Automotive Industry Future will Require Innovation, Advanced STEM Education

Thomas Shaw

David Cole, chairman emeritus of the Center for Automotive Research in Ann Arbor, in remarks to the Lansing Chamber of Commerce Economic Luncheon and interview with the Lansing Journal, said "the automotive workforce is aging and doesn’t have enough younger talent with skilled trades or expertise in technical fields to replace retiring employees".

"That will be problematic in an industry that has had to adapt to be leaner, more globally competitive and more technologically advanced after surviving what essentially was an economic depression," said Cole, who has spent decades studying the industry as an engineering professor and researcher.

The auto industry is in the midst of a “revolution” that will require increased innovation and more employees with science, technology and engineering backgrounds,

“That’s the auto business today: It’s wild, it’s crazy and if anyone thinks it’s going to settle down — ain’t going to happen.”
Q: You say the auto industry doesn’t have enough new incoming talent as the workforce starts to retire. What’s missing?
A: We don’t really have, for example, young people coming out of K-12 thinking about making things. Manufacturing has not been on the horizon for a lot of young kids. Technology is really a big deal as a part of manufacturing. You can do technology at a very high level but we don’t have the talent in the pipeline.
Q: Who, in particular, should the industry be targeting?
A: We’re extremely short of the people who have some of the analytical skills. We’re particularly short on getting young women (involved). One (strategy) is getting a message to young women. The other is getting a message to kids in urban environments.

General Motors Chief Engineer Anita Burke also weighed in on the need and importance of STEM Education in a recent interview with Fast Lane Magazine.

Vehicle Chief Engineer Anita Burke gave a peek inside her job at General Motors during a chat in back in March in collaboration with National Public Radio (NPR). She shared insight on her background, day-to-day experiences and more throughout the chat.

We caught up with Anita afterwards and asked her a few additional questions about her role at General Motors and how her STEM education contributed to her career path. What we learned is that for Anita, no two days are alike. See below for more.

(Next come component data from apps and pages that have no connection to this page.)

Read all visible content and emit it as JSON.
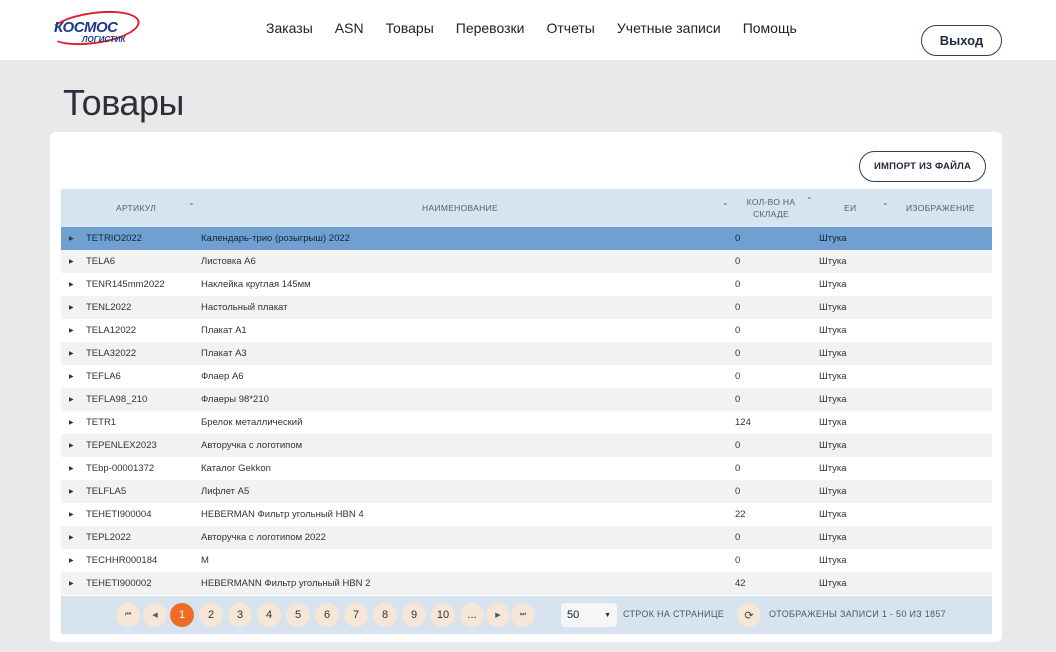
{
  "logo": {
    "line1": "КОСМОС",
    "line2": "ЛОГИСТИК"
  },
  "nav": [
    "Заказы",
    "ASN",
    "Товары",
    "Перевозки",
    "Отчеты",
    "Учетные записи",
    "Помощь"
  ],
  "logout_label": "Выход",
  "page_title": "Товары",
  "import_label": "ИМПОРТ ИЗ ФАЙЛА",
  "columns": {
    "sku": "АРТИКУЛ",
    "name": "НАИМЕНОВАНИЕ",
    "qty_line1": "КОЛ-ВО НА",
    "qty_line2": "СКЛАДЕ",
    "unit": "ЕИ",
    "image": "ИЗОБРАЖЕНИЕ"
  },
  "rows": [
    {
      "sku": "TETRIO2022",
      "name": "Календарь-трио (розыгрыш) 2022",
      "qty": "0",
      "unit": "Штука",
      "selected": true
    },
    {
      "sku": "TELA6",
      "name": "Листовка А6",
      "qty": "0",
      "unit": "Штука"
    },
    {
      "sku": "TENR145mm2022",
      "name": "Наклейка круглая 145мм",
      "qty": "0",
      "unit": "Штука"
    },
    {
      "sku": "TENL2022",
      "name": "Настольный плакат",
      "qty": "0",
      "unit": "Штука"
    },
    {
      "sku": "TELA12022",
      "name": "Плакат А1",
      "qty": "0",
      "unit": "Штука"
    },
    {
      "sku": "TELA32022",
      "name": "Плакат А3",
      "qty": "0",
      "unit": "Штука"
    },
    {
      "sku": "TEFLA6",
      "name": "Флаер А6",
      "qty": "0",
      "unit": "Штука"
    },
    {
      "sku": "TEFLA98_210",
      "name": "Флаеры 98*210",
      "qty": "0",
      "unit": "Штука"
    },
    {
      "sku": "TETR1",
      "name": "Брелок металлический",
      "qty": "124",
      "unit": "Штука"
    },
    {
      "sku": "TEPENLEX2023",
      "name": "Авторучка с логотипом",
      "qty": "0",
      "unit": "Штука"
    },
    {
      "sku": "TEbp-00001372",
      "name": "Каталог Gekkon",
      "qty": "0",
      "unit": "Штука"
    },
    {
      "sku": "TELFLA5",
      "name": "Лифлет А5",
      "qty": "0",
      "unit": "Штука"
    },
    {
      "sku": "TEHETI900004",
      "name": "HEBERMAN Фильтр угольный HBN 4",
      "qty": "22",
      "unit": "Штука"
    },
    {
      "sku": "TEPL2022",
      "name": "Авторучка с логотипом 2022",
      "qty": "0",
      "unit": "Штука"
    },
    {
      "sku": "TECHHR000184",
      "name": "M",
      "qty": "0",
      "unit": "Штука"
    },
    {
      "sku": "TEHETI900002",
      "name": "HEBERMANN Фильтр угольный HBN 2",
      "qty": "42",
      "unit": "Штука"
    }
  ],
  "pager": {
    "pages": [
      "1",
      "2",
      "3",
      "4",
      "5",
      "6",
      "7",
      "8",
      "9",
      "10",
      "..."
    ],
    "current": "1",
    "page_size": "50",
    "per_page_label": "СТРОК НА СТРАНИЦЕ",
    "records_label": "ОТОБРАЖЕНЫ ЗАПИСИ 1 - 50 ИЗ 1857"
  },
  "icons": {
    "expand": "expand-arrow-icon",
    "sort": "chevron-down-icon",
    "first": "first-page-icon",
    "prev": "prev-page-icon",
    "next": "next-page-icon",
    "last": "last-page-icon",
    "refresh": "refresh-icon"
  },
  "colors": {
    "accent": "#ee6c24",
    "header_bg": "#d7e3ef",
    "selected_row": "#6fa0cf"
  }
}
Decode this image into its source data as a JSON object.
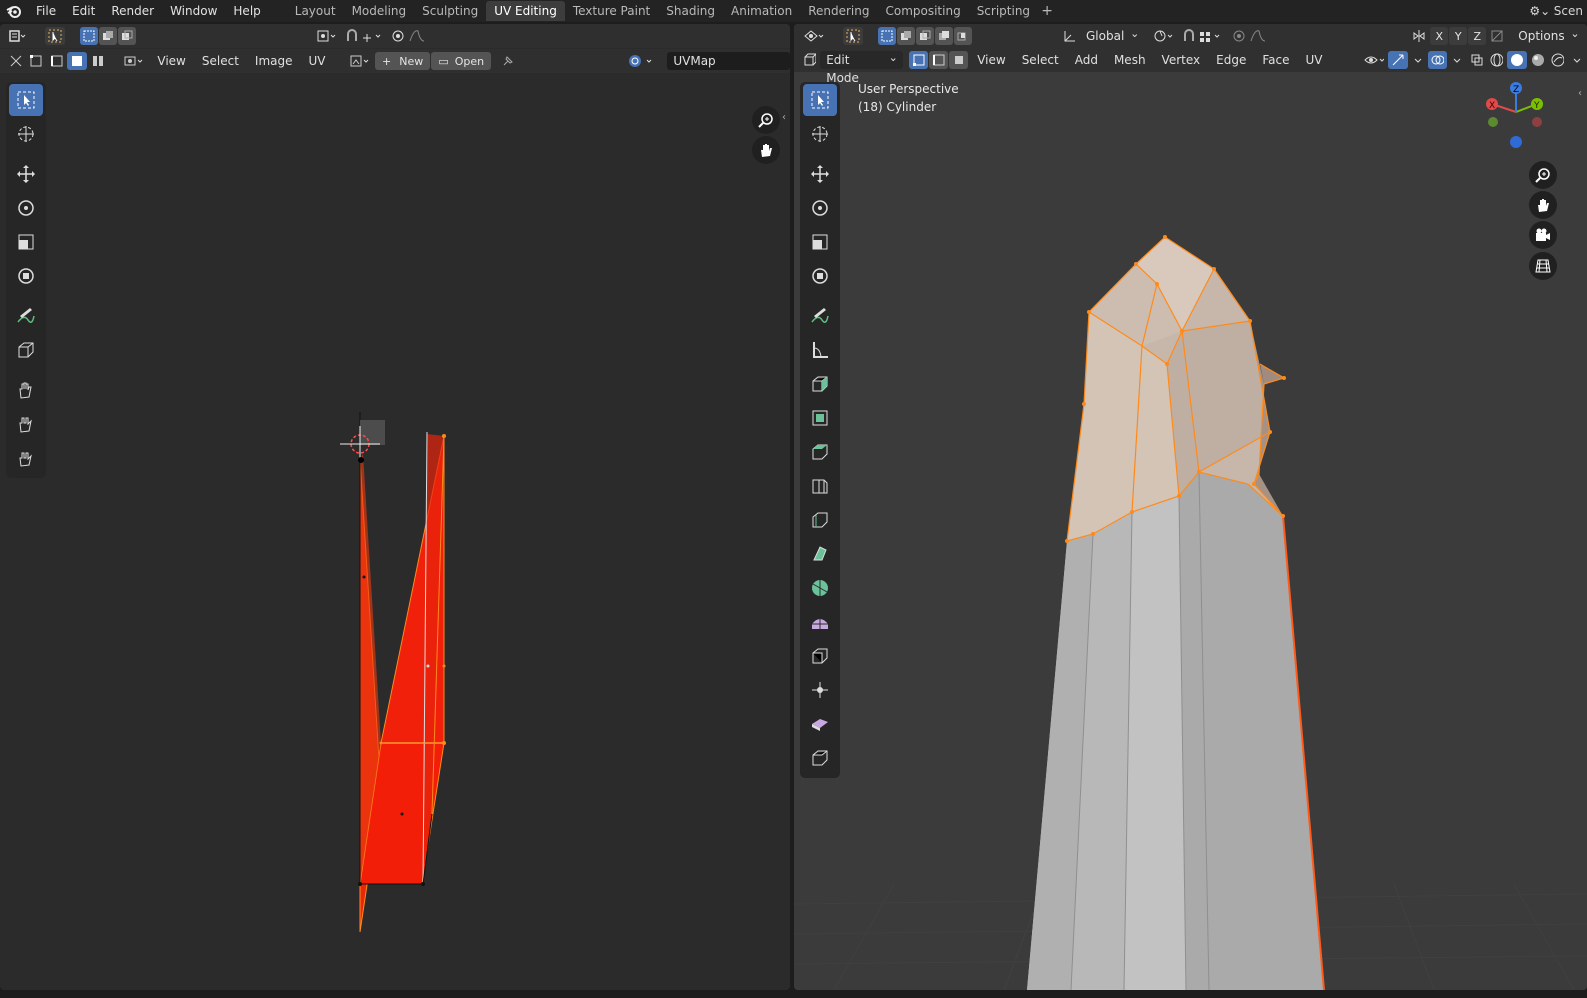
{
  "topbar": {
    "menus": [
      "File",
      "Edit",
      "Render",
      "Window",
      "Help"
    ],
    "tabs": [
      "Layout",
      "Modeling",
      "Sculpting",
      "UV Editing",
      "Texture Paint",
      "Shading",
      "Animation",
      "Rendering",
      "Compositing",
      "Scripting"
    ],
    "active_tab": "UV Editing",
    "scene_label": "Scen"
  },
  "uv_editor": {
    "menus": [
      "View",
      "Select",
      "Image",
      "UV"
    ],
    "new_label": "New",
    "open_label": "Open",
    "uvmap_value": "UVMap"
  },
  "viewport": {
    "mode": "Edit Mode",
    "menus": [
      "View",
      "Select",
      "Add",
      "Mesh",
      "Vertex",
      "Edge",
      "Face",
      "UV"
    ],
    "transform_orientation": "Global",
    "options_label": "Options",
    "axis_buttons": [
      "X",
      "Y",
      "Z"
    ],
    "perspective_label": "User Perspective",
    "object_label": "(18) Cylinder",
    "gizmo_labels": {
      "x": "X",
      "y": "Y",
      "z": "Z"
    }
  },
  "colors": {
    "accent": "#4772b3",
    "selected_face": "#e8220a",
    "selected_edge": "#ff8a1a",
    "mesh_gray": "#bdbdbd"
  }
}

FastLane: What does a typical day in your current role at GM look like?

Anita Burke: No day is the same and there is absolutely nothing “typical.” Often I start my day with a list of things to complete but more times than not, I have to adapt to a program need that requires my attention – from responding to, observing and gathering information about an emerging situation, to facilitating supplier and manufacturing discussions or strategizing for future product.

The fact that two days are never the same provides a great deal of excitement as well as many opportunities to learn and grow. I love this about my job. There are some days that I spend sitting in a conference room in meetings – a necessary evil required to ensure we make informed decisions.

I’d say that the absolute best part of my job is spending time driving and evaluating our GM Trucks.

FL: Did you always know you wanted to be involved in engineering? If not, how did you get on this track?

AB: I did not always know I wanted to be in engineering. From a very early age, my parents stressed first and foremost the importance of education, followed by the encouragement to ensure I ultimately choose a career that I would love doing every single day. I was always a very inquisitive child and I developed a love of math during early years of school – but it was not visible to me what one could possible do with these passions. It took until my junior year of high school when an astute chemistry teacher opened my eyes to the potential of a future in engineering. At that very time, my older brother was graduating high school and entering into the world of engineering – that double “ah ha” moment sent me on the engineering trajectory.

FL: What’s one thing you think others would be surprised to learn a job in engineering entails?

AB: It is not boring! The potential and wide range of experiences are limitless. No matter how much you think you know, there is always something more to learn or more to do.

FL: What’s something you learned in school that you use in your job but never thought you would?

AB: Engineering fundamentals. Let’s face it… while studying in college, everyone at one point in time did the eye roll as we were taught about basic principles that often worked with assumptions of elements as “massless & frictionless.” How could these simple principles be applied in the real world? At the end of the day, the foundation of my everyday work is based on and grows from the basic engineering fundamentals – it all starts there.  It can include dynamics such as how our trucks ride, handle and perform, the noise and vibration, geometric designs to gain strength while being space and mass efficient, to assembly and manufacturability of parts.

FL: What advice do you have for young women who are interested in careers in engineering?

AB: Be strong, be confident, and be heard!  Be aware what is going on around you. There are learning moments every day… seek them out. No question should go unasked. Do what you love, love what you do.